Browser insertion malware will infiltrate the victim’s browser. It usually focuses on just one or two of the major national banks or major retailers. When it detects the user visiting one of these sites, it overlays its own copy of the bank’s login form or retailer’s payment details form. Data entered into these identical but false forms is captured and sent to the criminal.
However, a very common technique used by the fraudsters use in Kano and most part of Nigeria; therefore, is Vishing which is the fraudulent practice of making phone calls or leaving voice messages purporting to be from reputable companies (mostly claims of being bank officials) in order to induce individuals to reveal personal information, such as bank details and credit card numbers.
But How Can We Stay Safe?
Here are some tips for keeping this key three/four digits and other credit card details safe:
Don’t share your number with people who call you. Don’t ever give your CVV number to someone who calls you, even if that person claims to be working with your card provider. Credit card companies and banks won’t call you and ask for this information. If someone does, it’s a scammer. Hang up.

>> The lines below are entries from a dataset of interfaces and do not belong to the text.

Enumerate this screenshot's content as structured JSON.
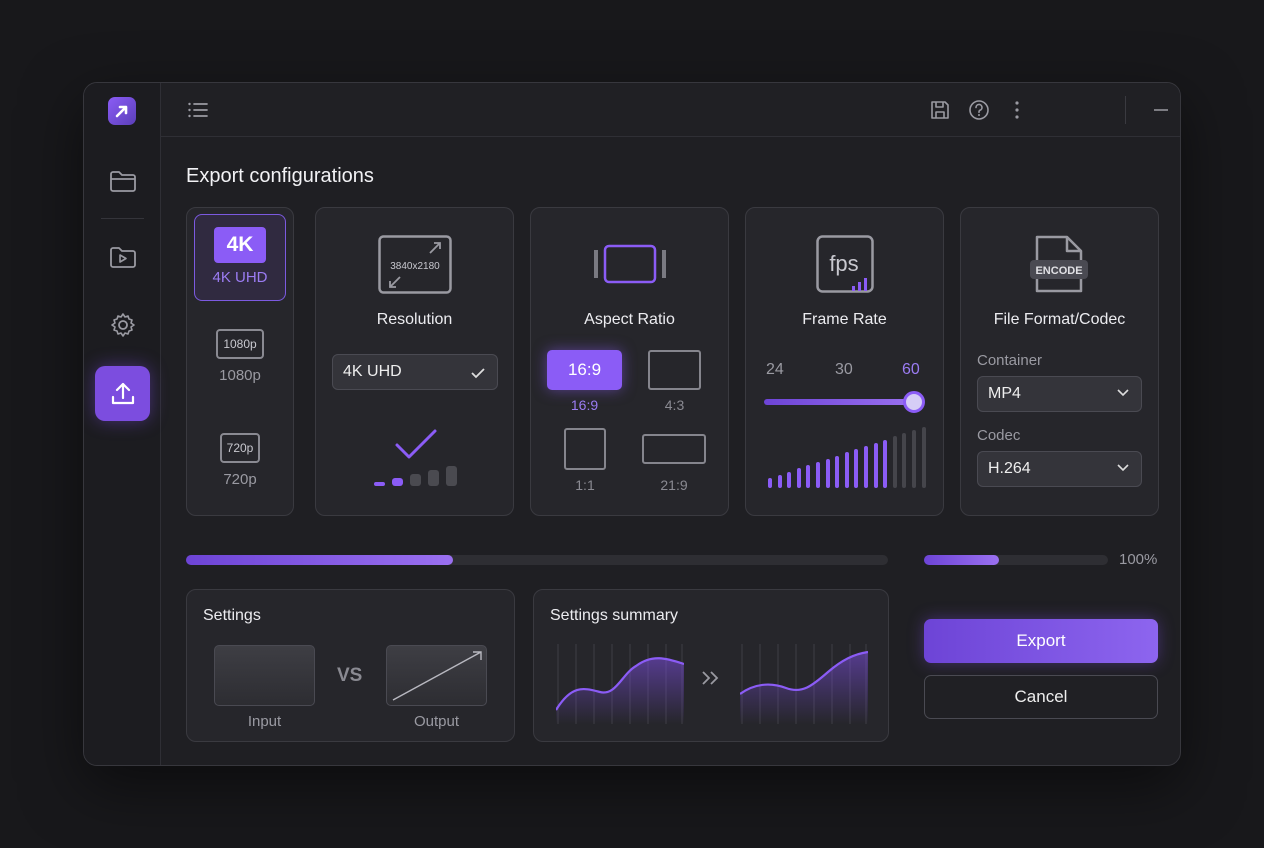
{
  "page": {
    "title": "Export configurations"
  },
  "colors": {
    "accent": "#8b5cf6",
    "accent_dark": "#6d44d6",
    "background": "#18181b",
    "panel": "#26262b"
  },
  "sidebar": {
    "items": [
      {
        "name": "folder",
        "icon": "folder-icon",
        "active": false
      },
      {
        "name": "media",
        "icon": "play-folder-icon",
        "active": false
      },
      {
        "name": "settings",
        "icon": "gear-icon",
        "active": false
      },
      {
        "name": "export",
        "icon": "upload-icon",
        "active": true
      }
    ]
  },
  "topbar": {
    "icons": [
      "menu-icon",
      "save-icon",
      "help-icon",
      "more-icon",
      "minimize-icon",
      "maximize-icon",
      "close-icon"
    ]
  },
  "resolution_presets": [
    {
      "badge": "4K",
      "label": "4K UHD",
      "selected": true
    },
    {
      "badge": "1080p",
      "label": "1080p",
      "selected": false
    },
    {
      "badge": "720p",
      "label": "720p",
      "selected": false
    }
  ],
  "resolution": {
    "title": "Resolution",
    "icon_text": "3840x2180",
    "selected": "4K UHD"
  },
  "aspect_ratio": {
    "title": "Aspect Ratio",
    "options": [
      {
        "label": "16:9",
        "selected": true
      },
      {
        "label": "4:3",
        "selected": false
      },
      {
        "label": "1:1",
        "selected": false
      },
      {
        "label": "21:9",
        "selected": false
      }
    ]
  },
  "frame_rate": {
    "title": "Frame Rate",
    "icon_text": "fps",
    "options": [
      "24",
      "30",
      "60"
    ],
    "selected": "60",
    "slider_value": 1.0
  },
  "format": {
    "title": "File Format/Codec",
    "icon_text": "ENCODE",
    "container_label": "Container",
    "container_value": "MP4",
    "codec_label": "Codec",
    "codec_value": "H.264"
  },
  "progress": {
    "main_fraction": 0.38,
    "secondary_fraction": 0.41,
    "percent_label": "100%"
  },
  "settings_panel": {
    "title": "Settings",
    "input_label": "Input",
    "vs_label": "VS",
    "output_label": "Output"
  },
  "summary_panel": {
    "title": "Settings summary"
  },
  "actions": {
    "export_label": "Export",
    "cancel_label": "Cancel"
  }
}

Don’t fall for email phishing attempts. Never provide your ATM credit or debit card information, including your CVV code, to people who ask for it through emails. Scammers often send phishing emails to victims asking that they verify their credit card information to prevent shutdowns of their accounts. This, too, is a scam. Banks will never contact you online to ask for this information.
Often, these scam emails will ask you to click on a link. The page you land on will request that you enter your personal or financial information. Once you do, a scammer will have your information and can begin making purchases in your name.
Don’t send your ATM’s credit card or debit card information in an email. Sophisticated cybercriminals can scan your emails, looking for credit card numbers. Never send your credit or debit card numbers or CVV codes to anyone by email.
For PCs we need to use a good and up-to-date anti-virus product. That will detect and block most malwares. We need to be security-aware, to recognize and ignore phishing attempts. And we should keep our browser fully patched and/or consider using a more secure browser.
The researcher produced this information literacy article per the Dubawa 2021 Kwame Kari Kari Fellowship partnership with PRNigeria to facilitate the ethos of “truth” in journalism and enhance media literacy in the country.